JMU: Such great advice! Still looking back over the years, what single cookie accomplishment are you most proud of and why?
CM: I made a 3-D house that actually fit together the right way, and was absolutely thrilled beyond what I thought possible 😊.
JMU: 3-D projects ARE really gratifying – once you’ve got them firmly “glued” in place and past the point of crashing to their demise, that is! And, last but not least . . . To date, you’ve played in cookies as both a creator and a seller. Do you have any aspirations to try your hand at other cookie-related things apart from the video production you mentioned – i.e., teaching, developing products, or something else? In other words, where do you see yourself in the cookie world three years from now? And why would you like to head that way?
CM: I would love to teach those who are beginning to decorate cookies. Once I learn how to make and edit videos (ha ha), I see teaching that way as an attainable objective. As much as I would love to teach in person, one-on-one, I don’t know if that’s possible. But never say never.
JMU: Well, I, for one, will be eager to see your first video tutorials, as I'm sure many others will also be. Don't forget to post them here to Cookie Connection, and I'll be sure to help spread the word. Thanks again for taking the time to give us a view into your cookie life! It's been so fun and interesting for me to learn more about you!
Cookie and photo credits: Carol Mattison
Cookier Close-ups is the place on Cookie Connection where we celebrate the change-makers of the cookie decorating world. Whether forging new enterprises, inventing novel decorating techniques, or consistently charming us with their cookie decorating prowess, each of our featured thought leaders has redefined in his/her distinctive way how we interact, create, or otherwise do business here in cookie space!

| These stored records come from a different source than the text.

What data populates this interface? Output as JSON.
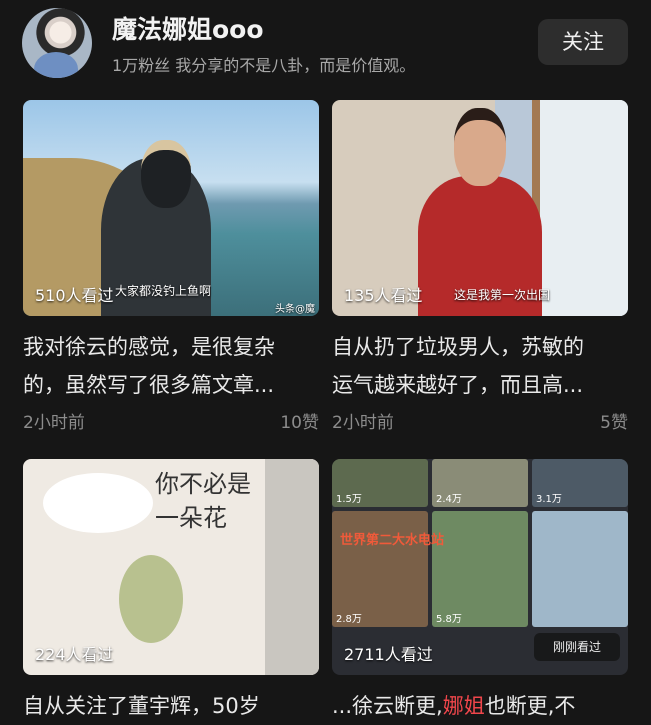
{
  "profile": {
    "name": "魔法娜姐ooo",
    "fans": "1万粉丝",
    "bio": "我分享的不是八卦，而是价值观。",
    "follow_label": "关注"
  },
  "cards": [
    {
      "views": "510人看过",
      "caption": "大家都没钓上鱼啊",
      "watermark": "头条@魔",
      "title_line1": "我对徐云的感觉，是很复杂",
      "title_line2": "的，虽然写了很多篇文章...",
      "time": "2小时前",
      "likes": "10赞"
    },
    {
      "views": "135人看过",
      "caption": "这是我第一次出国",
      "title_line1": "自从扔了垃圾男人，苏敏的",
      "title_line2": "运气越来越好了，而且高...",
      "time": "2小时前",
      "likes": "5赞"
    },
    {
      "views": "224人看过",
      "art_title_line1": "你不必是",
      "art_title_line2": "一朵花",
      "title_line1": "自从关注了董宇辉，50岁"
    },
    {
      "views": "2711人看过",
      "banner": "世界第二大水电站",
      "tile_counts": [
        "1.5万",
        "2.4万",
        "3.1万",
        "2.8万",
        "5.8万"
      ],
      "seen_label": "刚刚看过",
      "title_prefix": "...徐云断更,",
      "title_highlight": "娜姐",
      "title_suffix": "也断更,不"
    }
  ]
}
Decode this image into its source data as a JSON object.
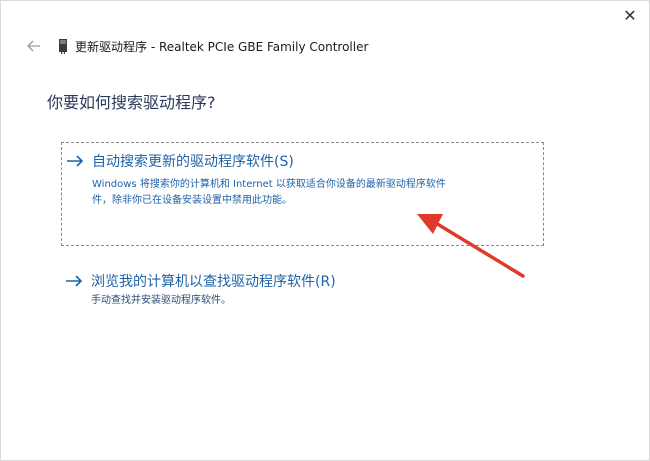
{
  "window": {
    "title": "更新驱动程序 - Realtek PCIe GBE Family Controller",
    "close_glyph": "✕"
  },
  "heading": "你要如何搜索驱动程序?",
  "options": [
    {
      "title": "自动搜索更新的驱动程序软件(S)",
      "description_lines": [
        "Windows 将搜索你的计算机和 Internet 以获取适合你设备的最新驱动程序软件",
        "件，除非你已在设备安装设置中禁用此功能。"
      ],
      "selected": true
    },
    {
      "title": "浏览我的计算机以查找驱动程序软件(R)",
      "description_lines": [
        "手动查找并安装驱动程序软件。"
      ],
      "selected": false
    }
  ],
  "icons": {
    "back": "back-arrow-icon",
    "device": "network-adapter-icon",
    "option_arrow": "right-arrow-icon",
    "annotation": "red-pointer-arrow"
  },
  "colors": {
    "link_blue": "#1f62a8",
    "heading": "#2a3a5a",
    "annotation_red": "#e03a2a"
  }
}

If there are other cookiers you'd really like to get to know, please post requests in this forum. We'll do our best to round them up for an upcoming Cookier Close-up! Thanks!